The E/M service meets the criteria of a level 3 new patient (99203). Because the E/M work of the office visit is above and beyond that included in the procedure, the visit is considered separately reportable. The same diagnosis can be used for both the office visit and the procedure. It is strongly recommended that the documentation have a separate “procedure” report or paragraph for the injection. The procedure note should routinely include the specific elements of pre- and post-service detailed above.
A 52-year-old woman with knee pain returns to her surgeon 2 years following arthroscopic medial meniscetomy. The physician completes a detailed history and examination. The operative report and photographs are reviewed. The images from a recently performed MRI are viewed and compared to the official report. Plain radiographs of the knee are ordered and personally viewed. The diagnosis of knee arthritis is formulated.
The E/M service meets the criteria of a level 4 established patient (99214). Because the E/M work of the office visit is above and beyond that included in the procedure, the visit is considered separately reportable. Again, the same diagnosis can be used for both the office visit and the procedure; a separate “procedure” report or paragraph for the injection is recommended.
A 56-year-old female is seen for evaluation of knee and shoulder pain 18 months after the most recent visit. The physician completes an expanded, problem-focused history and examination. Radiographs of the knee and shoulder are ordered and viewed. The assessment and diagnoses are rotator cuff tendinitis and knee osteoarthritis.
The E/M service meets the criteria of a level 3 established patient (99213). The procedure is for the rotator cuff tendinitis, whereas the E/M visit is for both the rotator cuff tendinitis and knee arthritis.

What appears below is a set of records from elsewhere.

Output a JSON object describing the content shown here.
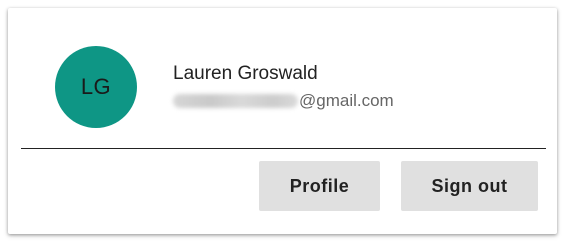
{
  "user": {
    "initials": "LG",
    "name": "Lauren Groswald",
    "email_domain": "@gmail.com",
    "avatar_color": "#0e9685"
  },
  "actions": {
    "profile_label": "Profile",
    "signout_label": "Sign out"
  }
}
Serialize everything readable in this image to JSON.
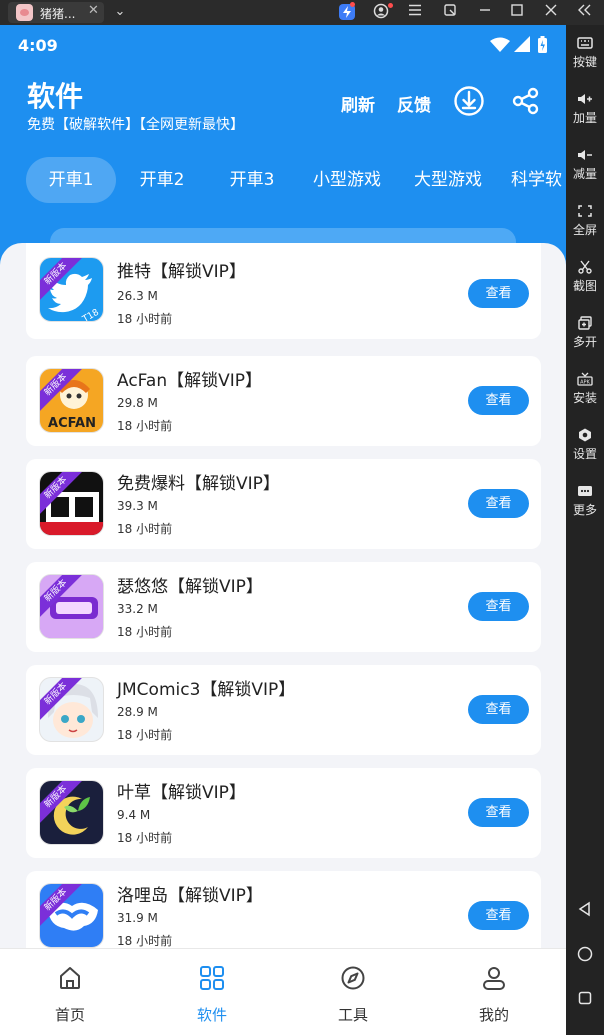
{
  "window": {
    "tab_title": "猪猪...",
    "tab_close": "✕",
    "dropdown": "⌄"
  },
  "sidebar": {
    "items": [
      {
        "label": "按键",
        "icon": "keyboard-icon"
      },
      {
        "label": "加量",
        "icon": "volume-up-icon"
      },
      {
        "label": "减量",
        "icon": "volume-down-icon"
      },
      {
        "label": "全屏",
        "icon": "fullscreen-icon"
      },
      {
        "label": "截图",
        "icon": "scissors-icon"
      },
      {
        "label": "多开",
        "icon": "multi-instance-icon"
      },
      {
        "label": "安装",
        "icon": "apk-install-icon"
      },
      {
        "label": "设置",
        "icon": "settings-icon"
      },
      {
        "label": "更多",
        "icon": "more-icon"
      }
    ]
  },
  "status": {
    "time": "4:09"
  },
  "header": {
    "title": "软件",
    "subtitle": "免费【破解软件】【全网更新最快】",
    "refresh": "刷新",
    "feedback": "反馈"
  },
  "tabs": [
    {
      "label": "开車1",
      "active": true
    },
    {
      "label": "开車2"
    },
    {
      "label": "开車3"
    },
    {
      "label": "小型游戏"
    },
    {
      "label": "大型游戏"
    },
    {
      "label": "科学软"
    }
  ],
  "apps": [
    {
      "name": "推特【解锁VIP】",
      "size": "26.3 M",
      "time": "18 小时前",
      "button": "查看",
      "ribbon": "新版本",
      "color": "#1d9bf0"
    },
    {
      "name": "AcFan【解锁VIP】",
      "size": "29.8 M",
      "time": "18 小时前",
      "button": "查看",
      "ribbon": "新版本",
      "color": "#f5a623"
    },
    {
      "name": "免费爆料【解锁VIP】",
      "size": "39.3 M",
      "time": "18 小时前",
      "button": "查看",
      "ribbon": "新版本",
      "color": "#111111"
    },
    {
      "name": "瑟悠悠【解锁VIP】",
      "size": "33.2 M",
      "time": "18 小时前",
      "button": "查看",
      "ribbon": "新版本",
      "color": "#c48ef0"
    },
    {
      "name": "JMComic3【解锁VIP】",
      "size": "28.9 M",
      "time": "18 小时前",
      "button": "查看",
      "ribbon": "新版本",
      "color": "#eef3f8"
    },
    {
      "name": "叶草【解锁VIP】",
      "size": "9.4 M",
      "time": "18 小时前",
      "button": "查看",
      "ribbon": "新版本",
      "color": "#1a1f3c"
    },
    {
      "name": "洛哩岛【解锁VIP】",
      "size": "31.9 M",
      "time": "18 小时前",
      "button": "查看",
      "ribbon": "新版本",
      "color": "#2f7ef5"
    }
  ],
  "bottom_nav": [
    {
      "label": "首页",
      "icon": "home-icon"
    },
    {
      "label": "软件",
      "icon": "grid-icon",
      "active": true
    },
    {
      "label": "工具",
      "icon": "compass-icon"
    },
    {
      "label": "我的",
      "icon": "user-icon"
    }
  ],
  "colors": {
    "primary": "#1e8ff0",
    "ribbon": "#7b2fd9"
  }
}
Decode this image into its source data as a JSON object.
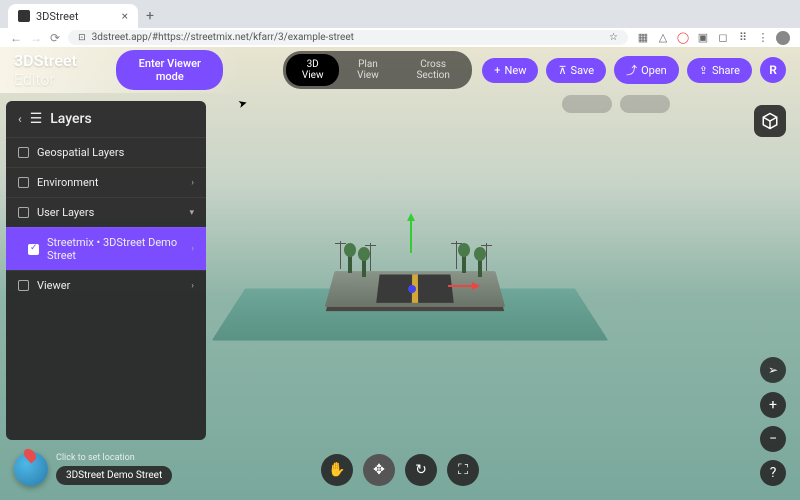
{
  "browser": {
    "tab_title": "3DStreet",
    "url": "3dstreet.app/#https://streetmix.net/kfarr/3/example-street"
  },
  "header": {
    "logo_main": "3DStreet",
    "logo_sub": "Editor",
    "viewer_mode_btn": "Enter Viewer mode",
    "views": {
      "view3d": "3D View",
      "plan": "Plan View",
      "cross": "Cross Section"
    },
    "actions": {
      "new": "New",
      "save": "Save",
      "open": "Open",
      "share": "Share"
    },
    "avatar_letter": "R"
  },
  "sidebar": {
    "title": "Layers",
    "items": [
      {
        "label": "Geospatial Layers",
        "selected": false,
        "indent": false,
        "chevron": ""
      },
      {
        "label": "Environment",
        "selected": false,
        "indent": false,
        "chevron": "›"
      },
      {
        "label": "User Layers",
        "selected": false,
        "indent": false,
        "chevron": "▾"
      },
      {
        "label": "Streetmix • 3DStreet Demo Street",
        "selected": true,
        "indent": true,
        "chevron": "›"
      },
      {
        "label": "Viewer",
        "selected": false,
        "indent": false,
        "chevron": "›"
      }
    ]
  },
  "location": {
    "hint": "Click to set location",
    "name": "3DStreet Demo Street"
  },
  "right_tools": {
    "zoom_in": "+",
    "zoom_out": "−",
    "help": "?"
  }
}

Because the E/M service is for a different diagnosis than the procedure, the office visit is considered separately reportable. The diagnosis for the E/M visit should be only knee osteoarthritis and the diagnosis for the injection procedure is rotator cuff tendinitis.

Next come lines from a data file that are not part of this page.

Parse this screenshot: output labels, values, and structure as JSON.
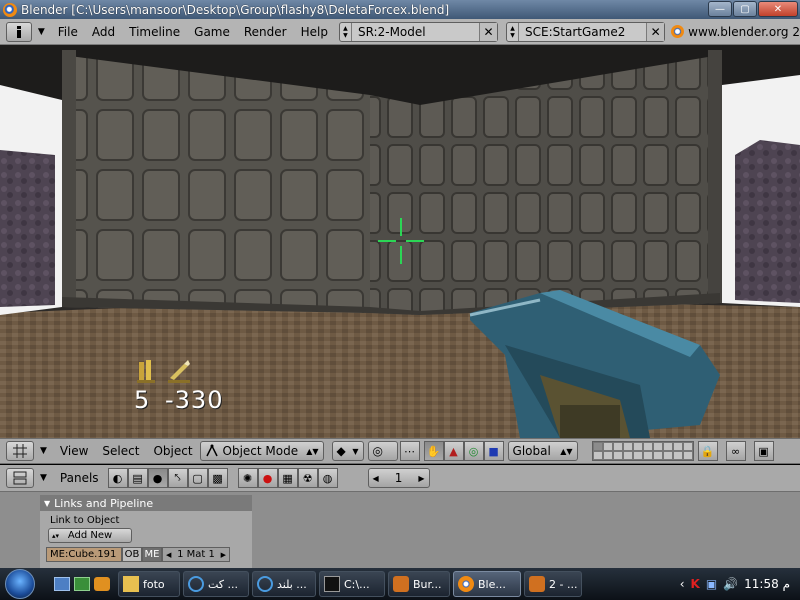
{
  "window": {
    "title": "Blender [C:\\Users\\mansoor\\Desktop\\Group\\flashy8\\DeletaForcex.blend]",
    "controls": {
      "minimize": "—",
      "maximize": "▢",
      "close": "✕"
    }
  },
  "main_header": {
    "menus": [
      "File",
      "Add",
      "Timeline",
      "Game",
      "Render",
      "Help"
    ],
    "screen_field": "SR:2-Model",
    "scene_field": "SCE:StartGame2",
    "url": "www.blender.org 2"
  },
  "game_hud": {
    "ammo_count": "5",
    "ammo_reserve": "-330"
  },
  "view_header": {
    "menus": [
      "View",
      "Select",
      "Object"
    ],
    "mode": "Object Mode",
    "orientation": "Global"
  },
  "buttons_header": {
    "panels_label": "Panels",
    "frame_value": "1"
  },
  "panel": {
    "title": "Links and Pipeline",
    "link_to_object": "Link to Object",
    "add_new": "Add New",
    "mesh_name": "ME:Cube.191",
    "ob_label": "OB",
    "me_label": "ME",
    "material": "1 Mat 1"
  },
  "taskbar": {
    "items": [
      "foto",
      "كت ...",
      "بلند ...",
      "C:\\...",
      "Bur...",
      "Ble...",
      "2 - ..."
    ],
    "clock": "11:58 م"
  },
  "colors": {
    "crosshair": "#2bd655",
    "blender_header": "#b4b4b4",
    "panel_head": "#7a7a7a"
  }
}
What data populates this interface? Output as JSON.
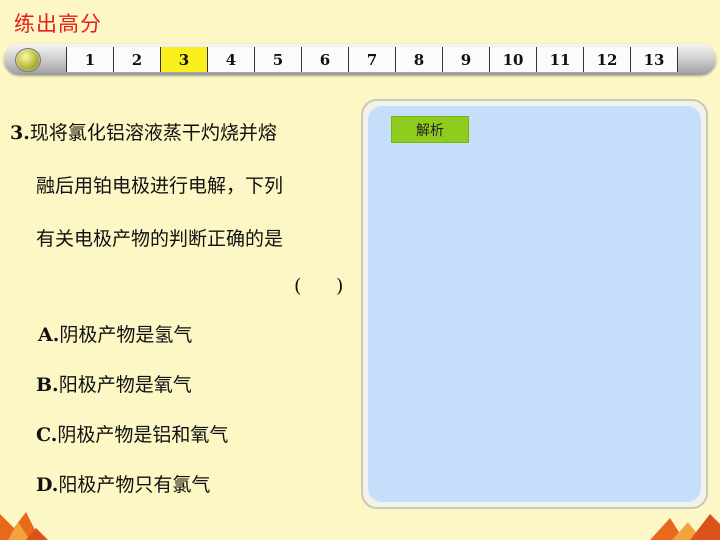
{
  "title": "练出高分",
  "nav": {
    "items": [
      "1",
      "2",
      "3",
      "4",
      "5",
      "6",
      "7",
      "8",
      "9",
      "10",
      "11",
      "12",
      "13"
    ],
    "active_index": 2,
    "active_color": "#f8ef1c"
  },
  "question": {
    "number": "3.",
    "lines": [
      "现将氯化铝溶液蒸干灼烧并熔",
      "融后用铂电极进行电解，下列",
      "有关电极产物的判断正确的是"
    ],
    "paren_open": "(",
    "paren_close": ")",
    "options": [
      {
        "letter": "A.",
        "text": "阴极产物是氢气"
      },
      {
        "letter": "B.",
        "text": "阳极产物是氧气"
      },
      {
        "letter": "C.",
        "text": "阴极产物是铝和氧气"
      },
      {
        "letter": "D.",
        "text": "阳极产物只有氯气"
      }
    ]
  },
  "analysis": {
    "button_label": "解析",
    "button_color": "#8fcc1e",
    "panel_color": "#c5defa"
  },
  "colors": {
    "background": "#fcf7c4",
    "title": "#e8201c",
    "corner_decoration": "#e8691c"
  }
}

Understanding the correct use of modifier 25 and the required documentation is critical to avoiding problems and adjudicating inappropriate claim denials or underpayments. The key requirement of a “significant and separately identifiable” E/M service is that the work for the E/M service is substantially more and different than the typical preoperative and postoperative E/M work included in the minor procedure.